You’ve made it this far. You’ve been diligent and hardworking through each of the six steps. So, now it’s time to sit back and wait for the book offers to roll in. Or not. Most likely, after you take a break, you’ll need to go back to step #1 and start all over again.
In case you forgot, here are the 7 steps in “How to Make Your Novel Sellable”:
- Initial Read Through
- Seek and Destroy Problem Words
- In-depth Word Analysis
- Read it Out
- Get Some Feedback
- Let it Rest
Step #7: Repeat!
Even if you don’t feel it necessary to go through all six steps again, you won’t know that for certain until you at least go through step #1 again. Make sure you do step #6 and take time away from it, first, though. You’ll need that perspective to make sure the book really is ready to go out (or isn’t).
Take the time to consider honestly whether or not you think the book is polished enough to shop it (or pub it). It’s very tempting to rush. You’ve worked so hard and for so long that you just want to see something happen. Do. Not. Rush. It!
Once you send it out, you can’t get it back. Once you send it to an agent, they won’t want to see it again after they reject it (even if you’ve made significant changes). If you decide to self-publish, you can’t pull back the copies people have downloaded to fix embarrassing mistakes.
This is a great time to hire a professional. I know this can get pricey, but it’s an investment in your book and in your future. Get your novel as absolutely perfect as you can make it doing these steps. Then pay someone to make sure. You owe it to your book and your future career to put out the very best book you can.

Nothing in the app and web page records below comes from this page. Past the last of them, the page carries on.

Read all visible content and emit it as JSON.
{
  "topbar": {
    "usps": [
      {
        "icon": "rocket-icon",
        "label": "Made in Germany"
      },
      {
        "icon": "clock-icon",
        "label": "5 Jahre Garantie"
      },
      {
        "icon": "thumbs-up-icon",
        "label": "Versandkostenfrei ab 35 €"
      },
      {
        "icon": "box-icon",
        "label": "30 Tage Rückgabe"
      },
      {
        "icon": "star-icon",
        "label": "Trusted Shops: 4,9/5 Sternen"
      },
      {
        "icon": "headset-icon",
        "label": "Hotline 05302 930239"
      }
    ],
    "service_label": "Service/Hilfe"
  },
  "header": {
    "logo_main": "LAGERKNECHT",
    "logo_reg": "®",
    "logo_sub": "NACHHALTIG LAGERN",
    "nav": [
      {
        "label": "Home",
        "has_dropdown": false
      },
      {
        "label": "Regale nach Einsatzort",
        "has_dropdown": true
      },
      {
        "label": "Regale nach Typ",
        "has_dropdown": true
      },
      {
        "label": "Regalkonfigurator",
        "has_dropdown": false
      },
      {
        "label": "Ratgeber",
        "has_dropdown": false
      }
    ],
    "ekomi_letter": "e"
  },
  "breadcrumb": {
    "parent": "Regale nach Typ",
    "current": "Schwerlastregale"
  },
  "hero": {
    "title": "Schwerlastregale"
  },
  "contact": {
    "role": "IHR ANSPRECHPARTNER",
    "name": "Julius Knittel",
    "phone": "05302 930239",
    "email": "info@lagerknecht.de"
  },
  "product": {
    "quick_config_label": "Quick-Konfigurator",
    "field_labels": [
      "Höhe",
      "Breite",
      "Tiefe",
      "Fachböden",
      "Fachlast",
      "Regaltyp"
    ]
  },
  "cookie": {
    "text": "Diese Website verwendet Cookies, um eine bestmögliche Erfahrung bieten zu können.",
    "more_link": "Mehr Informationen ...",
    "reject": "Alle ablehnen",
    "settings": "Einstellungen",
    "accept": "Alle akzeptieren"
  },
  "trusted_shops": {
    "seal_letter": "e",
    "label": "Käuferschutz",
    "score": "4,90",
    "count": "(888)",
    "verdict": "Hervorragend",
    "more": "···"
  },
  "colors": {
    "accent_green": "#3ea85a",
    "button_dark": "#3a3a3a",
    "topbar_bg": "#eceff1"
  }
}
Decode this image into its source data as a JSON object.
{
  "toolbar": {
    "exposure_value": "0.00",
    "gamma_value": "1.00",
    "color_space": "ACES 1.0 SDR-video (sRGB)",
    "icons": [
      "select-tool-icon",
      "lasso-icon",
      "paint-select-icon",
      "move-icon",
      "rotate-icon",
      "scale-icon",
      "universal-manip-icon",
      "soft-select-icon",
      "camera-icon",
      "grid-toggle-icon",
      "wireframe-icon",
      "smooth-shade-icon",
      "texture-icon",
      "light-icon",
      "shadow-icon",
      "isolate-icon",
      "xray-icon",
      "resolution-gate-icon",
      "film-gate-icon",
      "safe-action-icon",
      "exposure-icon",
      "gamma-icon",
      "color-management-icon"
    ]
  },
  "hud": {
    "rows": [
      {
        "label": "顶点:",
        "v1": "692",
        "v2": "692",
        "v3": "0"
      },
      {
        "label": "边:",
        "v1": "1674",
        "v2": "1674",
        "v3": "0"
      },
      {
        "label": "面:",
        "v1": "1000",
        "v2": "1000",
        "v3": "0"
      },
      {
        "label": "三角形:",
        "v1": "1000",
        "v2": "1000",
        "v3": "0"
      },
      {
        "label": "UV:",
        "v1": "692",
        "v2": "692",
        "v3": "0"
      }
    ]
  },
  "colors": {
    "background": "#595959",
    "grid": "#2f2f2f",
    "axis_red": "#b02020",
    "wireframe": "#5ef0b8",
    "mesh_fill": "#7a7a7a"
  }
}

It might take as many as 30—THIRTY—rounds of editing to get your book ready. And that’s according to authors Claire Keegan and Carlo Gébler. I’ve heard of authors spending years editing one book. A novel is a work of art. Give the paint time to dry, let the clay fully bake. Knowing whether or not your book is through percolating is part of learning the art of the craft. Sadly, I see too many people push it forward in hopes of turning a buck. Take the time to make the book good and it’ll pay much better than something that shouldn’t have hit the shelves until you passed over it a few more times.
There are multiple blogs out there that offer first page or first X number of words reviews and critiques. Submit your story to some of those and see what the pros say. This is especially important if you’re self-publishing and won’t have an agent and editor to work with at some point. Again, sooo important that you hire a professional editor if you’re self-publishing. And get the package that does it all—line edits, plot and character critiques, proofreading. (And somewhat off topic, PAY BIG MONEY to have a professional cover designed. This is your product’s package, and all clichés aside, EVERYONE judges a book by its cover.)
When you do send it out to agents, start small. See what feedback, if any, you get from them. Make any suggested changes, then query a bunch more. If you send too many queries at a time before you get any feedback, you just lost possible agents.
Your next step once your book is polished: the query letter. And you thought writing and editing was tough!